- _Exercise aim_
Return each line of the entries that mentions the word "Analytics".

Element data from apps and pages
----------

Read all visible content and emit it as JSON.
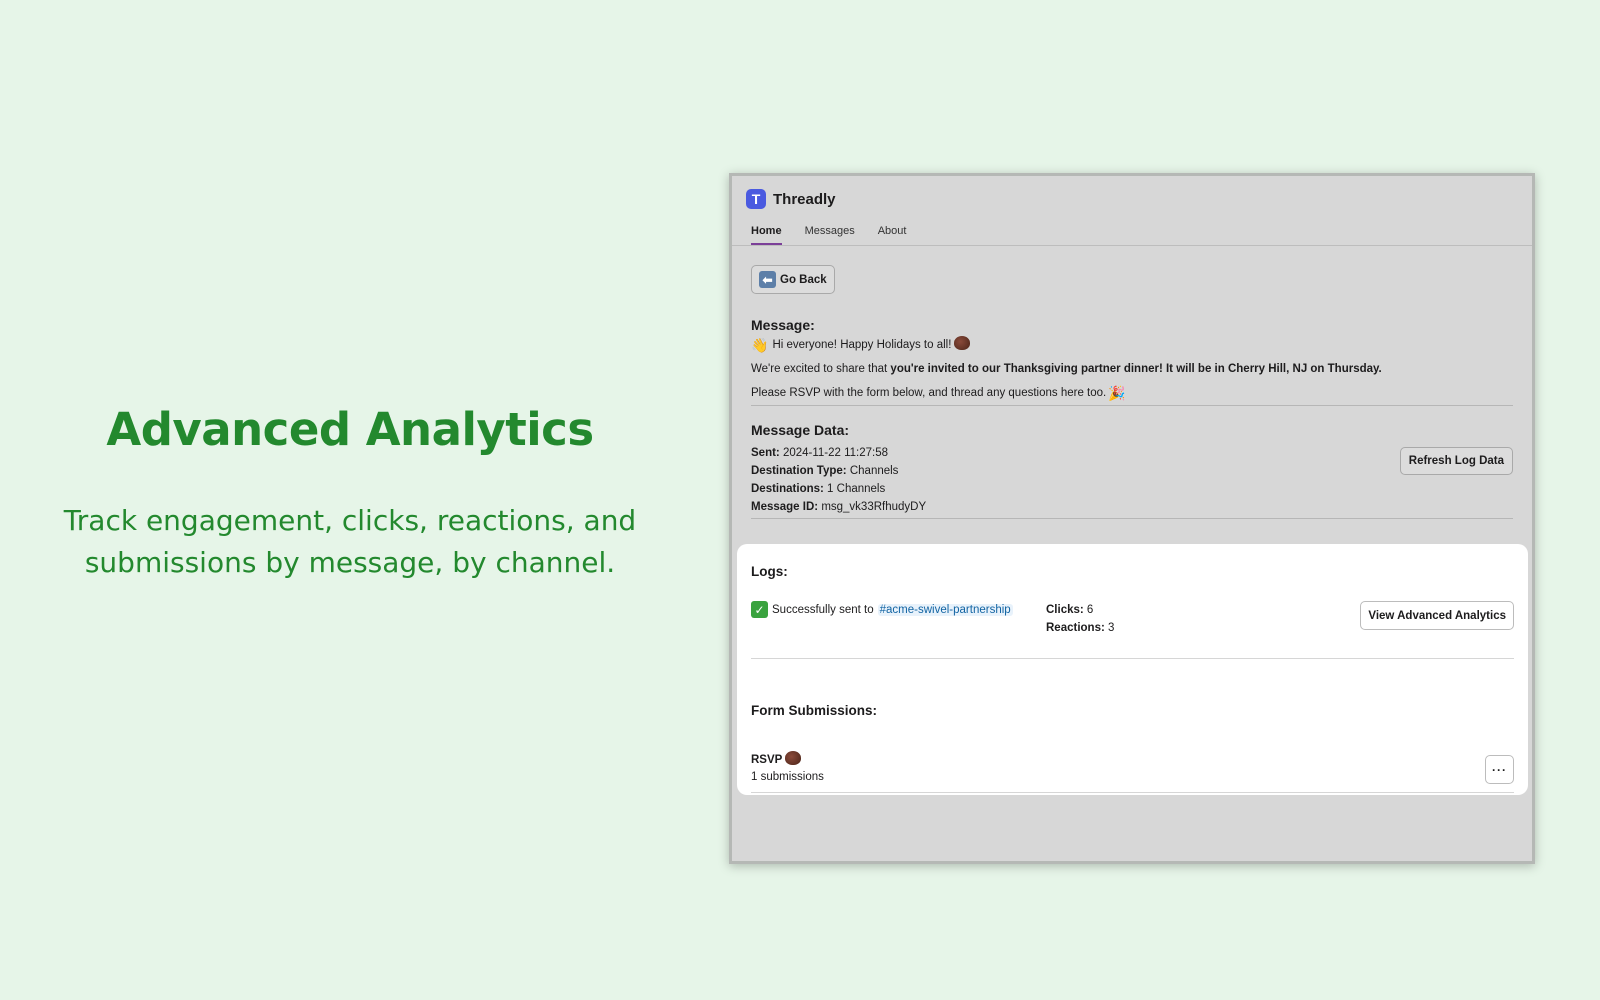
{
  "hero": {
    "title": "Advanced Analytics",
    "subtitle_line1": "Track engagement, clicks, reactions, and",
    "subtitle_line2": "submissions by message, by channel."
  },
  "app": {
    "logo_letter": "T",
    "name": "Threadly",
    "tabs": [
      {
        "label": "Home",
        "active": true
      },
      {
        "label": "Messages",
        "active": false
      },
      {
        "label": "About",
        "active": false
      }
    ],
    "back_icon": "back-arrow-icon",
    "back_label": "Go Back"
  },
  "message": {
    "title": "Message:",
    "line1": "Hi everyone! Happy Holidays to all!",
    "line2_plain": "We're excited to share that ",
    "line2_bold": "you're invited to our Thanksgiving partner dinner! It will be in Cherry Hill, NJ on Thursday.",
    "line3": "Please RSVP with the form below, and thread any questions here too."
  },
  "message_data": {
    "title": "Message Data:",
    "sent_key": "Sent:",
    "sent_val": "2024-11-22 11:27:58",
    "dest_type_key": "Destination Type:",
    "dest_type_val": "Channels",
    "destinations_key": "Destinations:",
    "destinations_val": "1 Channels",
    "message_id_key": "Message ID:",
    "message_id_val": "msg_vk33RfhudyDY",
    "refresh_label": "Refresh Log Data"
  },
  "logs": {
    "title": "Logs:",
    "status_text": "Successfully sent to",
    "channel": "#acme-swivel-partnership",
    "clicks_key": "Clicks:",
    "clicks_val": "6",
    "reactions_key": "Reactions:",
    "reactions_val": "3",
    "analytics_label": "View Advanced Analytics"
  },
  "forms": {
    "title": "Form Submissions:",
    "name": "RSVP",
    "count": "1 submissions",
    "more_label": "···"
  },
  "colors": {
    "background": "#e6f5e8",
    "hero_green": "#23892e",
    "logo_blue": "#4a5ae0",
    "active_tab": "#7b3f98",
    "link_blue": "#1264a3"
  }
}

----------

- _Solution for this exercise_
    "title": "Advanced Analytics",
    "analytics_label": "View Advanced Analytics"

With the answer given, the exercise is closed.